**EXERCISE DESCRIPTION:**
Could every line of the data be copied out once more, exactly?

--------

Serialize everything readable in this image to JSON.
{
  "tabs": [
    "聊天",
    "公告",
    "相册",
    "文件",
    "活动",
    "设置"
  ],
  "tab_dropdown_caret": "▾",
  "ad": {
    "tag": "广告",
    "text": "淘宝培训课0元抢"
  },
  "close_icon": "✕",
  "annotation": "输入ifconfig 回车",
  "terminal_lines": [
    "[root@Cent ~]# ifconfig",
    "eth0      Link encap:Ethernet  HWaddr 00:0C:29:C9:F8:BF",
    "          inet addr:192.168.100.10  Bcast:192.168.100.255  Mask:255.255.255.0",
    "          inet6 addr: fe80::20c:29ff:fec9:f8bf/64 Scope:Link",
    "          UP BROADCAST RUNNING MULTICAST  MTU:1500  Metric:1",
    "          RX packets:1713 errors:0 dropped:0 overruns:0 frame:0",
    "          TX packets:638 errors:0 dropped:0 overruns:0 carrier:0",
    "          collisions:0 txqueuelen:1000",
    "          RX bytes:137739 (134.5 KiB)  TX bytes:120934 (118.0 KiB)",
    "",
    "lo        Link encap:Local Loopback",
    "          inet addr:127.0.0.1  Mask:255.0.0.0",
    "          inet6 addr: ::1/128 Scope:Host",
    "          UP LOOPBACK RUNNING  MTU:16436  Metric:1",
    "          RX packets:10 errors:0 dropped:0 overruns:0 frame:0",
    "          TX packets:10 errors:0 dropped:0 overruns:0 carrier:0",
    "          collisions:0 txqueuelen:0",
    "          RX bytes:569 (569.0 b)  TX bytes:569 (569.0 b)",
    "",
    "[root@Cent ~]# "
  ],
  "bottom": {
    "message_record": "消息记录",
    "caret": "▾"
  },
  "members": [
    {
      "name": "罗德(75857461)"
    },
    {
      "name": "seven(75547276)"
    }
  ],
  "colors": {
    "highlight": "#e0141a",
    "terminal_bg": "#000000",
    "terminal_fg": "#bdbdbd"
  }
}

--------

**EXPECTED OUTPUT:**
Serialize everything readable in this image to JSON.
{
  "tabs": [
    "聊天",
    "公告",
    "相册",
    "文件",
    "活动",
    "设置"
  ],
  "tab_dropdown_caret": "▾",
  "ad": {
    "tag": "广告",
    "text": "淘宝培训课0元抢"
  },
  "close_icon": "✕",
  "annotation": "输入ifconfig 回车",
  "terminal_lines": [
    "[root@Cent ~]# ifconfig",
    "eth0      Link encap:Ethernet  HWaddr 00:0C:29:C9:F8:BF",
    "          inet addr:192.168.100.10  Bcast:192.168.100.255  Mask:255.255.255.0",
    "          inet6 addr: fe80::20c:29ff:fec9:f8bf/64 Scope:Link",
    "          UP BROADCAST RUNNING MULTICAST  MTU:1500  Metric:1",
    "          RX packets:1713 errors:0 dropped:0 overruns:0 frame:0",
    "          TX packets:638 errors:0 dropped:0 overruns:0 carrier:0",
    "          collisions:0 txqueuelen:1000",
    "          RX bytes:137739 (134.5 KiB)  TX bytes:120934 (118.0 KiB)",
    "",
    "lo        Link encap:Local Loopback",
    "          inet addr:127.0.0.1  Mask:255.0.0.0",
    "          inet6 addr: ::1/128 Scope:Host",
    "          UP LOOPBACK RUNNING  MTU:16436  Metric:1",
    "          RX packets:10 errors:0 dropped:0 overruns:0 frame:0",
    "          TX packets:10 errors:0 dropped:0 overruns:0 carrier:0",
    "          collisions:0 txqueuelen:0",
    "          RX bytes:569 (569.0 b)  TX bytes:569 (569.0 b)",
    "",
    "[root@Cent ~]# "
  ],
  "bottom": {
    "message_record": "消息记录",
    "caret": "▾"
  },
  "members": [
    {
      "name": "罗德(75857461)"
    },
    {
      "name": "seven(75547276)"
    }
  ],
  "colors": {
    "highlight": "#e0141a",
    "terminal_bg": "#000000",
    "terminal_fg": "#bdbdbd"
  }
}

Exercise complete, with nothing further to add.